Public service was a calling for the West Baltimore native. By 1988 he became the clerk of the Circuit Court for Baltimore City. He would serve five terms. Between those terms he would run for Mayor of Baltimore.

Running for Mayor

Conaway would often boast he garnered more votes in the city than anyone else. He would put that to a test. In 2007, he challenged Mayor Martin O’Malley’s self-appointed successor Shelia Dixon. It was a crowded field (eight candidates)

Leading up to the primary (the de facto election for Mayor) there was talk of whittling the field. The top two candidates were Dixon and Councilman Keiffer Mitchell. According to reports Conaway initiated phone calls to convince some candidates to withdraw instead of splitting the vote. He was unsuccessful but, was convinced to support Mitchell. The date of the only televised debate was August 27, 2007 at Maryland Public Television.

I was on the panel with Jane Miller of WBAL TV to question the participants. Prior to the event, we go over areas we’d like to cover so we don’t repeat subjects. It was during this process we learned that Conaway may use this opportunity to endorse Mitchell. We were perplexed how it would be handled.

Jeff Salkin, the moderator, asked for opening statements from each candidate. When it was Conaway’s turn, he asked to make a statement. During his time he threw his support to Mitchell. Salkin then ask Conaway to step away from the podium and asked the other candidate to move over. The former candidate asked, “Are you throwing me off the debate?” “No, Mr. Conaway, you threw yourself off the debate,” says the moderator. It was a bizarre beginning to a debate.
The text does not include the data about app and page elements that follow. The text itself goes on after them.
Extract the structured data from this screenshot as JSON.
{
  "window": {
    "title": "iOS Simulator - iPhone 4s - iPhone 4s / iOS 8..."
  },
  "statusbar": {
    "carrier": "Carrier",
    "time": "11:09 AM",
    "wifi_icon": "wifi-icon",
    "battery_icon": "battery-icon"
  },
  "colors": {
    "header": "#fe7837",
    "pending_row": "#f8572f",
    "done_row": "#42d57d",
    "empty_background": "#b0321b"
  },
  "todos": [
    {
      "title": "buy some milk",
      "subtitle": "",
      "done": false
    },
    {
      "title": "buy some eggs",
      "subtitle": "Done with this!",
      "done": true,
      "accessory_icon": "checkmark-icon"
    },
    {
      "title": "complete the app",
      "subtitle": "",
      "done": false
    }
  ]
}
This would not be the last time we would hear from Conaway as a Mayoral Candidate he reprises this role again in 2011. I ran into him during a radio interview and the guy who was dressed to the “nines” call me Mr. Robinson. I told him that wasn’t necessary. He pulled me to the side and wondered aloud, “Why the city would keep electing leaders who didn’t care about the city.” I couldn’t answer the question.

In December, I received word Frank Conaway was abandoning the Democratic Party. It seemed out of character but, as I looked back the issues surrounding him and the investigations of his family would make you question why stay in the Democratic Party. According to the political icon all I got "was a cold shoulder and the door." He would become the only Republican in a democratically controlled infra-structure in Baltimore.
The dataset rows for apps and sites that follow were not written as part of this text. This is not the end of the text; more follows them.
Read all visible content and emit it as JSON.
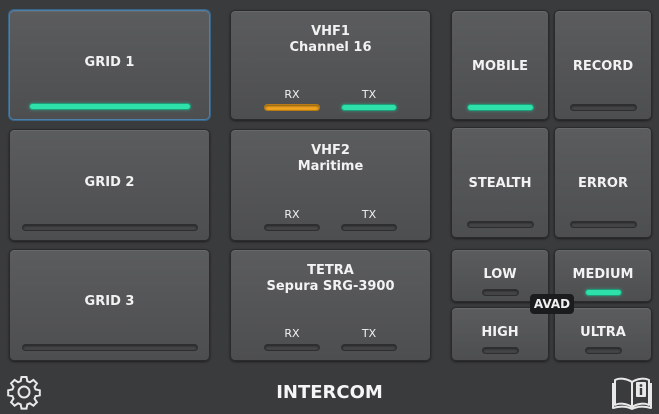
{
  "grids": [
    {
      "label": "GRID 1",
      "active": true
    },
    {
      "label": "GRID 2",
      "active": false
    },
    {
      "label": "GRID 3",
      "active": false
    }
  ],
  "radios": [
    {
      "line1": "VHF1",
      "line2": "Channel 16",
      "rx_label": "RX",
      "tx_label": "TX",
      "rx": "orange",
      "tx": "green"
    },
    {
      "line1": "VHF2",
      "line2": "Maritime",
      "rx_label": "RX",
      "tx_label": "TX",
      "rx": "off",
      "tx": "off"
    },
    {
      "line1": "TETRA",
      "line2": "Sepura SRG-3900",
      "rx_label": "RX",
      "tx_label": "TX",
      "rx": "off",
      "tx": "off"
    }
  ],
  "modes": [
    {
      "label": "MOBILE",
      "active": true
    },
    {
      "label": "RECORD",
      "active": false
    },
    {
      "label": "STEALTH",
      "active": false
    },
    {
      "label": "ERROR",
      "active": false
    }
  ],
  "levels": [
    {
      "label": "LOW",
      "active": false
    },
    {
      "label": "MEDIUM",
      "active": true
    },
    {
      "label": "HIGH",
      "active": false
    },
    {
      "label": "ULTRA",
      "active": false
    }
  ],
  "avad_label": "AVAD",
  "footer": {
    "title": "INTERCOM",
    "settings_icon": "gear-icon",
    "manual_icon": "book-info-icon"
  },
  "colors": {
    "green": "#2ee0aa",
    "orange": "#f3a51f",
    "selected_border": "#4d7fa8"
  }
}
Frank Conaway Sr. came of age during a time when some African-Americans were called “salt of earth.” They made their way when there were few options. He served his country and community in an honorable way. A true public servant in every sense of the work. “Rest well humble servant.”

Charles Robinson, III